[ENTRIES SHOWN Boundary: Start]

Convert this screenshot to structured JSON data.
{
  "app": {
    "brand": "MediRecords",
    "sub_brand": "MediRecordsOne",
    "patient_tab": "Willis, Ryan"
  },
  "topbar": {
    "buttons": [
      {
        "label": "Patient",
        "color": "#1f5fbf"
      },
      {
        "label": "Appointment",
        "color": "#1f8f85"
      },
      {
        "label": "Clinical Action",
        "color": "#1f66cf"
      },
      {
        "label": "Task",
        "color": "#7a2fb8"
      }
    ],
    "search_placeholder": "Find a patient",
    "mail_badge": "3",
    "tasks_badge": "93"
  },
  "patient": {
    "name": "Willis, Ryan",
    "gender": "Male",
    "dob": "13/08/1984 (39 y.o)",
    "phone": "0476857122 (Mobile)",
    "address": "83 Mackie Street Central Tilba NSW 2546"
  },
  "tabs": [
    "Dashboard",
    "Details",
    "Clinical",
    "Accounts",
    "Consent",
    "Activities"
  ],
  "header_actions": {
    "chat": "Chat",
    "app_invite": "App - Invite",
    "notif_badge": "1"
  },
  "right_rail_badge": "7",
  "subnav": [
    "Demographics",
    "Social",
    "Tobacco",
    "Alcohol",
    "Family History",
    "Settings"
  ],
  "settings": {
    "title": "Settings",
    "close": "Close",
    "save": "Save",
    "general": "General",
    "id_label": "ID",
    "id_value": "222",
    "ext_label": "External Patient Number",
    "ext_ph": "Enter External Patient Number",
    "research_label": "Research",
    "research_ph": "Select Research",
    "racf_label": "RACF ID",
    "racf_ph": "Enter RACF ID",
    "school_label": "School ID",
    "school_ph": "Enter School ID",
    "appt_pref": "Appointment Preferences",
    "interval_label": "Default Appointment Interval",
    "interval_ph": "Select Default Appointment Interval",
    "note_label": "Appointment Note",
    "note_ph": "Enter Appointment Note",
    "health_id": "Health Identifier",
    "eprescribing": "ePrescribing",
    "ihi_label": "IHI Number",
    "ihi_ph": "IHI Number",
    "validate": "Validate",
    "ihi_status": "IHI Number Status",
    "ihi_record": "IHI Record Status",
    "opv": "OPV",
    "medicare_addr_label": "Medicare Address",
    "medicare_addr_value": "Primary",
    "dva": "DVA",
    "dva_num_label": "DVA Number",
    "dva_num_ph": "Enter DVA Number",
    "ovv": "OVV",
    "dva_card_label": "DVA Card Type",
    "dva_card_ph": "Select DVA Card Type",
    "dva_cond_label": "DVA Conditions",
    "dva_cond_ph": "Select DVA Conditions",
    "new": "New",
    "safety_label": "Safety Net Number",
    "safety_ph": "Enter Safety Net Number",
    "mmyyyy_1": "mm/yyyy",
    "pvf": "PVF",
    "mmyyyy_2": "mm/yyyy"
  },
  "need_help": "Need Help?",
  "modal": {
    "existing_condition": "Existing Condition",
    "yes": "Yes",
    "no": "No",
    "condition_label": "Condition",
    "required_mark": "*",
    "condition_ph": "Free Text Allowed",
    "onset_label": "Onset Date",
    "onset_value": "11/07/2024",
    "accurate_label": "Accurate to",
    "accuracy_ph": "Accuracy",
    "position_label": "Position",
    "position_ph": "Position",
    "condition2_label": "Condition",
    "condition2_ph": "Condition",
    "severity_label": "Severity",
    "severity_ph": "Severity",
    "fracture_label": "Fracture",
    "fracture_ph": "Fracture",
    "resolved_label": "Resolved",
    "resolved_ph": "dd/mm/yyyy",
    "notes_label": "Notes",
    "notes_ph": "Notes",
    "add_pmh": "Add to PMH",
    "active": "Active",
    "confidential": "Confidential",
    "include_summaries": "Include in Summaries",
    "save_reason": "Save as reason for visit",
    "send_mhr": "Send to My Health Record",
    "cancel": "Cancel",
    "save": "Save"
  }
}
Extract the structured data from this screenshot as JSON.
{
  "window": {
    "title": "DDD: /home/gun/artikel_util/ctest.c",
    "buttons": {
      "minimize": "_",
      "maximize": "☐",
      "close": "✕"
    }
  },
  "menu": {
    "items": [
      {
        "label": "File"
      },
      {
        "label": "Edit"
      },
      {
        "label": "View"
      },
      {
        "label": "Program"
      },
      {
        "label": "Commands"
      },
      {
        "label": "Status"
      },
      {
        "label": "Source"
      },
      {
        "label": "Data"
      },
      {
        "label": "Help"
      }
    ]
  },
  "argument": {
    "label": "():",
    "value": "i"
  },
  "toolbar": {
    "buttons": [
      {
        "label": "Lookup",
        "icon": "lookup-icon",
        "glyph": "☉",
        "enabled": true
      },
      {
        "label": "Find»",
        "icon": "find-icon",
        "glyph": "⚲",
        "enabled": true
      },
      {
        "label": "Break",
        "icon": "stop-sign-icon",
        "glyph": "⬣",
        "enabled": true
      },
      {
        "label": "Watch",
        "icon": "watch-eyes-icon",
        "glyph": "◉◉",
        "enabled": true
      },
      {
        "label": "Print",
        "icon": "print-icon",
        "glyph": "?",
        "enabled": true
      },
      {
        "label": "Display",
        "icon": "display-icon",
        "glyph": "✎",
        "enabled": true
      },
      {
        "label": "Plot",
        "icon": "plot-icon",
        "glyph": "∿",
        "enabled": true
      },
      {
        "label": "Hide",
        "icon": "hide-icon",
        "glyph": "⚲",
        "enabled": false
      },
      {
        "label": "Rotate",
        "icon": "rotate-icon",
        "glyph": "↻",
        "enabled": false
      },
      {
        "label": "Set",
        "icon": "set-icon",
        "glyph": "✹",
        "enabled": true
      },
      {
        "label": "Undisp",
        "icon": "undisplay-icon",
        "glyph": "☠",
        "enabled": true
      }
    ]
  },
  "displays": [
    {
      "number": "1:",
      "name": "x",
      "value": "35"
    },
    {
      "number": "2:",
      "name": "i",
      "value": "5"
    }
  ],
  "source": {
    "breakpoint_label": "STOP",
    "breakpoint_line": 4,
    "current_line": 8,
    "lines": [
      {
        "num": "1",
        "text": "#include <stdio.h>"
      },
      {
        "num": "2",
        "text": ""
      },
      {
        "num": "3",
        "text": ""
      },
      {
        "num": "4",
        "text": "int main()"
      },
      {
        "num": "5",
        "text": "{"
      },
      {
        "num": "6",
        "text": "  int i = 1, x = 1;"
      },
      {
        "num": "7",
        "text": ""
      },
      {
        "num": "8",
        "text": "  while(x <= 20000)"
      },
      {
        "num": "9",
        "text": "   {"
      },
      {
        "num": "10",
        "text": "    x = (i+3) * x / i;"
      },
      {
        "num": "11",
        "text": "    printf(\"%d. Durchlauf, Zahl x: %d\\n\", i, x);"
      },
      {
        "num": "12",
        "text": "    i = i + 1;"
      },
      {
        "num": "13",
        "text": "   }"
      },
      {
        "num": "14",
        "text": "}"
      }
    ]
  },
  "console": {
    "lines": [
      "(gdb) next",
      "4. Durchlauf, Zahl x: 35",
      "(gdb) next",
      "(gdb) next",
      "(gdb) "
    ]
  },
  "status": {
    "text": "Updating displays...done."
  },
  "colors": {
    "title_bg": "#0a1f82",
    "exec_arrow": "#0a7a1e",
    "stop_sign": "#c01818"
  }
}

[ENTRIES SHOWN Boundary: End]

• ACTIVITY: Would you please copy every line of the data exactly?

• RESULT:
Convert this screenshot to structured JSON data.
{
  "app": {
    "brand": "MediRecords",
    "sub_brand": "MediRecordsOne",
    "patient_tab": "Willis, Ryan"
  },
  "topbar": {
    "buttons": [
      {
        "label": "Patient",
        "color": "#1f5fbf"
      },
      {
        "label": "Appointment",
        "color": "#1f8f85"
      },
      {
        "label": "Clinical Action",
        "color": "#1f66cf"
      },
      {
        "label": "Task",
        "color": "#7a2fb8"
      }
    ],
    "search_placeholder": "Find a patient",
    "mail_badge": "3",
    "tasks_badge": "93"
  },
  "patient": {
    "name": "Willis, Ryan",
    "gender": "Male",
    "dob": "13/08/1984 (39 y.o)",
    "phone": "0476857122 (Mobile)",
    "address": "83 Mackie Street Central Tilba NSW 2546"
  },
  "tabs": [
    "Dashboard",
    "Details",
    "Clinical",
    "Accounts",
    "Consent",
    "Activities"
  ],
  "header_actions": {
    "chat": "Chat",
    "app_invite": "App - Invite",
    "notif_badge": "1"
  },
  "right_rail_badge": "7",
  "subnav": [
    "Demographics",
    "Social",
    "Tobacco",
    "Alcohol",
    "Family History",
    "Settings"
  ],
  "settings": {
    "title": "Settings",
    "close": "Close",
    "save": "Save",
    "general": "General",
    "id_label": "ID",
    "id_value": "222",
    "ext_label": "External Patient Number",
    "ext_ph": "Enter External Patient Number",
    "research_label": "Research",
    "research_ph": "Select Research",
    "racf_label": "RACF ID",
    "racf_ph": "Enter RACF ID",
    "school_label": "School ID",
    "school_ph": "Enter School ID",
    "appt_pref": "Appointment Preferences",
    "interval_label": "Default Appointment Interval",
    "interval_ph": "Select Default Appointment Interval",
    "note_label": "Appointment Note",
    "note_ph": "Enter Appointment Note",
    "health_id": "Health Identifier",
    "eprescribing": "ePrescribing",
    "ihi_label": "IHI Number",
    "ihi_ph": "IHI Number",
    "validate": "Validate",
    "ihi_status": "IHI Number Status",
    "ihi_record": "IHI Record Status",
    "opv": "OPV",
    "medicare_addr_label": "Medicare Address",
    "medicare_addr_value": "Primary",
    "dva": "DVA",
    "dva_num_label": "DVA Number",
    "dva_num_ph": "Enter DVA Number",
    "ovv": "OVV",
    "dva_card_label": "DVA Card Type",
    "dva_card_ph": "Select DVA Card Type",
    "dva_cond_label": "DVA Conditions",
    "dva_cond_ph": "Select DVA Conditions",
    "new": "New",
    "safety_label": "Safety Net Number",
    "safety_ph": "Enter Safety Net Number",
    "mmyyyy_1": "mm/yyyy",
    "pvf": "PVF",
    "mmyyyy_2": "mm/yyyy"
  },
  "need_help": "Need Help?",
  "modal": {
    "existing_condition": "Existing Condition",
    "yes": "Yes",
    "no": "No",
    "condition_label": "Condition",
    "required_mark": "*",
    "condition_ph": "Free Text Allowed",
    "onset_label": "Onset Date",
    "onset_value": "11/07/2024",
    "accurate_label": "Accurate to",
    "accuracy_ph": "Accuracy",
    "position_label": "Position",
    "position_ph": "Position",
    "condition2_label": "Condition",
    "condition2_ph": "Condition",
    "severity_label": "Severity",
    "severity_ph": "Severity",
    "fracture_label": "Fracture",
    "fracture_ph": "Fracture",
    "resolved_label": "Resolved",
    "resolved_ph": "dd/mm/yyyy",
    "notes_label": "Notes",
    "notes_ph": "Notes",
    "add_pmh": "Add to PMH",
    "active": "Active",
    "confidential": "Confidential",
    "include_summaries": "Include in Summaries",
    "save_reason": "Save as reason for visit",
    "send_mhr": "Send to My Health Record",
    "cancel": "Cancel",
    "save": "Save"
  }
}
Extract the structured data from this screenshot as JSON.
{
  "window": {
    "title": "DDD: /home/gun/artikel_util/ctest.c",
    "buttons": {
      "minimize": "_",
      "maximize": "☐",
      "close": "✕"
    }
  },
  "menu": {
    "items": [
      {
        "label": "File"
      },
      {
        "label": "Edit"
      },
      {
        "label": "View"
      },
      {
        "label": "Program"
      },
      {
        "label": "Commands"
      },
      {
        "label": "Status"
      },
      {
        "label": "Source"
      },
      {
        "label": "Data"
      },
      {
        "label": "Help"
      }
    ]
  },
  "argument": {
    "label": "():",
    "value": "i"
  },
  "toolbar": {
    "buttons": [
      {
        "label": "Lookup",
        "icon": "lookup-icon",
        "glyph": "☉",
        "enabled": true
      },
      {
        "label": "Find»",
        "icon": "find-icon",
        "glyph": "⚲",
        "enabled": true
      },
      {
        "label": "Break",
        "icon": "stop-sign-icon",
        "glyph": "⬣",
        "enabled": true
      },
      {
        "label": "Watch",
        "icon": "watch-eyes-icon",
        "glyph": "◉◉",
        "enabled": true
      },
      {
        "label": "Print",
        "icon": "print-icon",
        "glyph": "?",
        "enabled": true
      },
      {
        "label": "Display",
        "icon": "display-icon",
        "glyph": "✎",
        "enabled": true
      },
      {
        "label": "Plot",
        "icon": "plot-icon",
        "glyph": "∿",
        "enabled": true
      },
      {
        "label": "Hide",
        "icon": "hide-icon",
        "glyph": "⚲",
        "enabled": false
      },
      {
        "label": "Rotate",
        "icon": "rotate-icon",
        "glyph": "↻",
        "enabled": false
      },
      {
        "label": "Set",
        "icon": "set-icon",
        "glyph": "✹",
        "enabled": true
      },
      {
        "label": "Undisp",
        "icon": "undisplay-icon",
        "glyph": "☠",
        "enabled": true
      }
    ]
  },
  "displays": [
    {
      "number": "1:",
      "name": "x",
      "value": "35"
    },
    {
      "number": "2:",
      "name": "i",
      "value": "5"
    }
  ],
  "source": {
    "breakpoint_label": "STOP",
    "breakpoint_line": 4,
    "current_line": 8,
    "lines": [
      {
        "num": "1",
        "text": "#include <stdio.h>"
      },
      {
        "num": "2",
        "text": ""
      },
      {
        "num": "3",
        "text": ""
      },
      {
        "num": "4",
        "text": "int main()"
      },
      {
        "num": "5",
        "text": "{"
      },
      {
        "num": "6",
        "text": "  int i = 1, x = 1;"
      },
      {
        "num": "7",
        "text": ""
      },
      {
        "num": "8",
        "text": "  while(x <= 20000)"
      },
      {
        "num": "9",
        "text": "   {"
      },
      {
        "num": "10",
        "text": "    x = (i+3) * x / i;"
      },
      {
        "num": "11",
        "text": "    printf(\"%d. Durchlauf, Zahl x: %d\\n\", i, x);"
      },
      {
        "num": "12",
        "text": "    i = i + 1;"
      },
      {
        "num": "13",
        "text": "   }"
      },
      {
        "num": "14",
        "text": "}"
      }
    ]
  },
  "console": {
    "lines": [
      "(gdb) next",
      "4. Durchlauf, Zahl x: 35",
      "(gdb) next",
      "(gdb) next",
      "(gdb) "
    ]
  },
  "status": {
    "text": "Updating displays...done."
  },
  "colors": {
    "title_bg": "#0a1f82",
    "exec_arrow": "#0a7a1e",
    "stop_sign": "#c01818"
  }
}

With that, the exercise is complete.